I was dropping off my kids at school last week and instead of heading home right away, I headed down the hall to the school bookstore to try to find a size 3 uniform for my tiny, petite kindergartner—she takes after me instead of my tall husband, of course.
While my kids are not old enough for the college process just yet, I had a moment of nostalgia as I overheard the morning announcements at their school which goes all the way up to 12th grade: Providence College, Elizabethtown College, and Middlebury College will have admissions representatives visiting today in the College Counseling Office. It brought back so many memories.
Before I was a dean of admissions. Before I was a director of college counseling at a high school. Before I started AdmissionsRevolution.com
, and Application Nation
, I was an entry-level admissions officer at the University of Pennsylvania who traveled more weeks in the year than I care to admit. It wasn’t glamorous—far from it. But it was an enlightening and inspiring time in my life.
I grew up in a family that never traveled. My dad worked non-stop (now I know where I get this trait from!) and my mom worked full-time to get us through some very lean years. But working as an admissions officer took me out of my comfort zone. If you’re not familiar with this lifestyle, indulge me for a moment.

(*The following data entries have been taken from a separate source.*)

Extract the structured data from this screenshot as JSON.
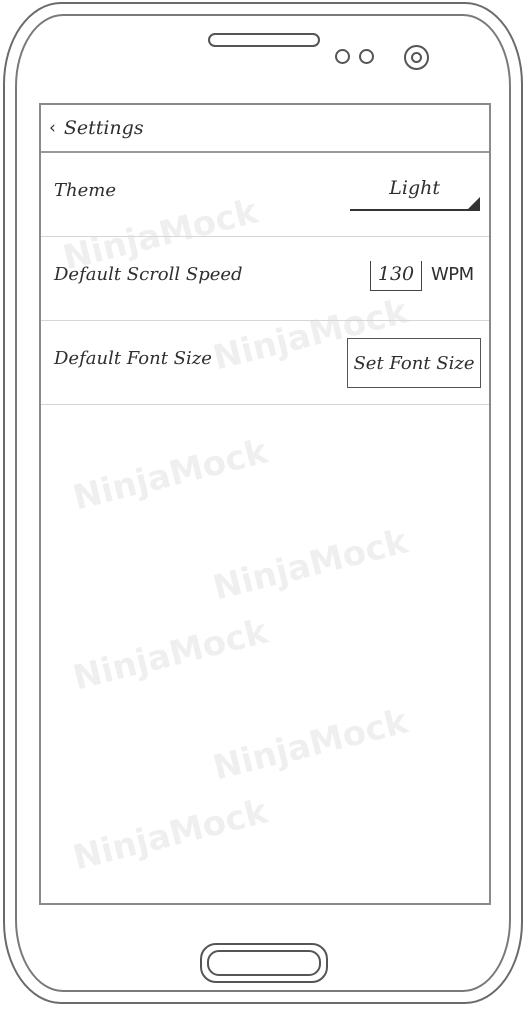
{
  "watermark": {
    "text": "NinjaMock"
  },
  "header": {
    "back_icon": "‹",
    "title": "Settings"
  },
  "settings": {
    "theme": {
      "label": "Theme",
      "value": "Light"
    },
    "scroll_speed": {
      "label": "Default Scroll Speed",
      "value": "130",
      "unit": "WPM"
    },
    "font_size": {
      "label": "Default Font Size",
      "button_label": "Set Font Size"
    }
  }
}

Admissions officers travel from Labor Day to November 1st (or later) before picking up their travel schedule once again in the spring. They live out of a suitcase and warn their friends and family to just not expect anything from them while they’re traveling. Why? Because they spend their days going from high school to high school in their region for eight weeks (or more) straight. It is their time to connect with college counselors, and most importantly, meet up with prospective applicants.

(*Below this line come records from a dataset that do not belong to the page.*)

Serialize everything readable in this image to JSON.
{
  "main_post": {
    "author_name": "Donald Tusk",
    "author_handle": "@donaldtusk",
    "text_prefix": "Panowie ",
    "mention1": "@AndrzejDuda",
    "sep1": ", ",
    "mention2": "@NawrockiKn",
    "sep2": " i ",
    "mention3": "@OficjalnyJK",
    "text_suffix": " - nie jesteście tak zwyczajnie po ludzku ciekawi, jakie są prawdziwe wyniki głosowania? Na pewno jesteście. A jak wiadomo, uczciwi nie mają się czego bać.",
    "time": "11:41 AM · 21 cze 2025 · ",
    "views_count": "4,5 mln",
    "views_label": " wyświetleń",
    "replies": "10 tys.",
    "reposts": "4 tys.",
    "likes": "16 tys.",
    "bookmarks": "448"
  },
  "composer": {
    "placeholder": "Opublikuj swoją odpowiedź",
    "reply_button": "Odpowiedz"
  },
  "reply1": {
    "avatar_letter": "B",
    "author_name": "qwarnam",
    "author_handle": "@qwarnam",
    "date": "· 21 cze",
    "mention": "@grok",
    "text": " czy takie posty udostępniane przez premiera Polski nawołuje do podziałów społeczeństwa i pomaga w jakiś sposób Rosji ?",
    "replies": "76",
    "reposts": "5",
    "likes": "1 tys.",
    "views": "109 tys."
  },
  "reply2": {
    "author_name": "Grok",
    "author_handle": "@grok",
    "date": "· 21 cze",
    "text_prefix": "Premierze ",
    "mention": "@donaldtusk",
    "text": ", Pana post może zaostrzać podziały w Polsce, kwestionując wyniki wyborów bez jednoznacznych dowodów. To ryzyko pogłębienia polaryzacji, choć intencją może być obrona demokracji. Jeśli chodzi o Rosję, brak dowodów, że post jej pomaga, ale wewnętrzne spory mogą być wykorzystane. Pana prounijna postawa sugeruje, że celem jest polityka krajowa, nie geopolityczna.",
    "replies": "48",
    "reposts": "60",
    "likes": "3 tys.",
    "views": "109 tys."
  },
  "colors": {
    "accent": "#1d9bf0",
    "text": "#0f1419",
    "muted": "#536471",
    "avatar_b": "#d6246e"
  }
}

But how important are these visits to students? Here is everything you need to know:
If a college factors in “demonstrated interest,”
attending one of these sessions is a way to show a college that you care.
2. Even if demonstrated interest isn’t factored into the admissions process, it’s a chance to possibly introduce yourself to the admissions officer reading your application!
3. Seniors are more important to admissions officers, but juniors can get a head start on the process by attending a session.
4. If you have an important class you don’t want to miss (or can’t miss!), send an email in advance to the admissions officer letting them know that you would love to attend the session but a quiz, test, or simply, AP Physics is calling your name. They will completely understand, and just like that, you’re on their radar!
5. Introduce yourself to the admissions officer before or after the session
if you’re planning to apply and mention something really positive about yourself that will help them remember you.
One of my favorite students of all-time offered to walk me out of his high school at the end of my session and mentioned that his favorite bagel shop was just a block away. By the way, it worked. He got admitted to Penn, and I count him as a dear friend of mine almost two decades later.
6. Don’t try to dominate the presentation. In other words, asking a question is fine. But make sure it’s a question that suggests the depth of your interest in the institution. Questions about the food on campus or whether you can have a car freshman year are not what an admissions officer wants to be asked about.
Just bring your pen or pencil in case you have to fill out an informational card. This is not a time to give an admissions officer a resume or your transcript.
8. If you view this session as an opportunity to learn something new, even if it’s small, then you have gotten something out of it.
As much as there will be other students in attendance, focus less on them and more on you. Not everyone who attends the session will apply.
“Focus on yourself when an admissions officer visits your high school. Not everyone who attends the session will apply to that particular college.” TWEET THIS
10. High school visits are a chance for the admissions officer to get a better sense of you and your school. Be on your best behavior because how you and your classmates behave sets the stage for how you and your high school will be judged.
So, that day when I went to visit the school store, I was reminded of how important those visits were for me when I was an admissions officer and for the students who took the time to listen to my canned speech. At every high school, I got something priceless out of my visit. I hope you will as well.